In scrounging around for a first-worst-date story this week (after all, I’ve already done my own dates from Ames, Omaha, and Walnut Creek – how many first-worsts can one person have?), I discovered something. I hate some of my friends, the ones who’ve never had a bad date, ever.
First there is Jim, whom I ran into last week at a Sun Kings concert in Concord.
“I met my future wife when I was fifteen,” he said. “What can I say?”
Jim and his wife had several great decades together before he lost her to cancer.
He then met my girlfriend, Lisa, on Jdate.com, his very first J date, I might add. Their kids are the same ages and in the same social circles. Lisa can attest to how wonderful Jim is. Let’s just say a good date involved rose petals and water . . .
There is also Carol from chorus, married for fifty-five years.
“Nope, I’ve never had a bad date,” she said at rehearsal. “I can’t help you out.”
Then there is Linda at Curves, happily married to her second husband for twenty years.
“No, I can’t say that I’ve had a creepy date,” she said. “Now, my daughter Kelly . . .”
“So, I am a loser magnet?” I asked, doing reps on the hydraulic leg machine thingie.
“No, not at all,” Linda said. “I just didn’t go out with guys who gave off a bad vibe.”
“Oh, so you’re saying I have no bad-vibe radar?” I asked. “I am missing the creep-o-filter?”
“I’m not as nice as you are, Susan,” she said.
Good save, Linda.
I thought of Paula at my summer dance club.
“You and my friend, Elaine, seem to attract the same kind of guy,” she told me one night.
What did she mean? Weirdos? Losers? Mama’s boys? Guys with any other issues I’ve forgotten to mention?

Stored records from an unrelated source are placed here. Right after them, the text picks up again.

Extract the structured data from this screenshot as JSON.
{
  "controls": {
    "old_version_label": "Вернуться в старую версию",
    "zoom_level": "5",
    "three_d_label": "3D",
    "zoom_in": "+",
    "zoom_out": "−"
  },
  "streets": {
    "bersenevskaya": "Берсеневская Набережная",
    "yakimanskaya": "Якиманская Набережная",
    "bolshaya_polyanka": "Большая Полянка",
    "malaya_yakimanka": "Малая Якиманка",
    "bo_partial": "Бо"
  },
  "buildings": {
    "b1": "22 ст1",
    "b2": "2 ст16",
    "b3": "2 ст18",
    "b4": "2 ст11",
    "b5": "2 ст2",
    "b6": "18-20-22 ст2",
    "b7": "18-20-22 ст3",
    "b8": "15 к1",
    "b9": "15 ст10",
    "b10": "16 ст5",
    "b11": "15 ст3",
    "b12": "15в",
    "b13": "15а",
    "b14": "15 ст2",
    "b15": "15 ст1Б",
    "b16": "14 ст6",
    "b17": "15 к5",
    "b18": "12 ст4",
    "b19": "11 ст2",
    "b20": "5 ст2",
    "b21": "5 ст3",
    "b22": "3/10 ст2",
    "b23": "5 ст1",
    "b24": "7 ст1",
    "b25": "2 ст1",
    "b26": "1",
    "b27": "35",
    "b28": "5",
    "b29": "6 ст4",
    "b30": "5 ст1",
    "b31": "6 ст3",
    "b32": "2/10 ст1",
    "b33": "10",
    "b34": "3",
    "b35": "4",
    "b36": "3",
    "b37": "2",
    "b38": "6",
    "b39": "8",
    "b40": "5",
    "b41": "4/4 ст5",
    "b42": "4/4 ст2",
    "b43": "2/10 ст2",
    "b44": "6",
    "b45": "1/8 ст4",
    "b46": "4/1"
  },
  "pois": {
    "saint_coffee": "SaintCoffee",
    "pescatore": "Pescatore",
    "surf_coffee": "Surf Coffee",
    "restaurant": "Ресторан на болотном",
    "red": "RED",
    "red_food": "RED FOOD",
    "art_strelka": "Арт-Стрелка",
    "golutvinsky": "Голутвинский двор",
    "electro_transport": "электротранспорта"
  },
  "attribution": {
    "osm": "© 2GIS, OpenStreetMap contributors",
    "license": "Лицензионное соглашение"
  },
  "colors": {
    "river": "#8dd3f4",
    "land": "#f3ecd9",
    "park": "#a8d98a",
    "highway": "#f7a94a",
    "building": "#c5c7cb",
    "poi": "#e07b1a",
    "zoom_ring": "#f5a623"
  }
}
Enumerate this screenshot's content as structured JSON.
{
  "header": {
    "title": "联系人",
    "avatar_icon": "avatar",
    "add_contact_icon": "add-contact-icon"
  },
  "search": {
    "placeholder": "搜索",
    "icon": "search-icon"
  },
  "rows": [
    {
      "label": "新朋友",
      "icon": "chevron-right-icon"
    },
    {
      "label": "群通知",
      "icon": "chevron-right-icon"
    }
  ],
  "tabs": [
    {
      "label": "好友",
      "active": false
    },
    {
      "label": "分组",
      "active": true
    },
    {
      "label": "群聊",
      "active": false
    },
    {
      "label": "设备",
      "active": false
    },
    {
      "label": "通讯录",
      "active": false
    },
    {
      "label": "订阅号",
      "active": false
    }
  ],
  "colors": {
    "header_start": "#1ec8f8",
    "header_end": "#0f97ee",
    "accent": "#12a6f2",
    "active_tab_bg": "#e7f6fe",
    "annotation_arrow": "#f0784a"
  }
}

I’d always thought of myself as a glass-half-full kind of gal. Give him a chance! He might be wonderful under all that fur! Who cares if he’s homeless? At least he won’t try to get rid of MY furniture!
A Bay Area comedienne, whose name I’ve forgotten, said at her night-before-Father’s Day set at Tommy T’s that if you like a guy 51%, it’s enough to make it work. She said that you can figure out the rest. At our age, I think she’s onto something. We all have our stuff, our lifelong baggage. Mine is just carry-on size, but sometimes the zipper gets stuck.
My ex-husband once called me a Pollyanna. I prefer being called an optimist. Okay, maybe I am a little too willing to accept a date. Maybe a slice of skepticism could serve me well.
Oops! Too late, I already said yes for tomorrow night . . .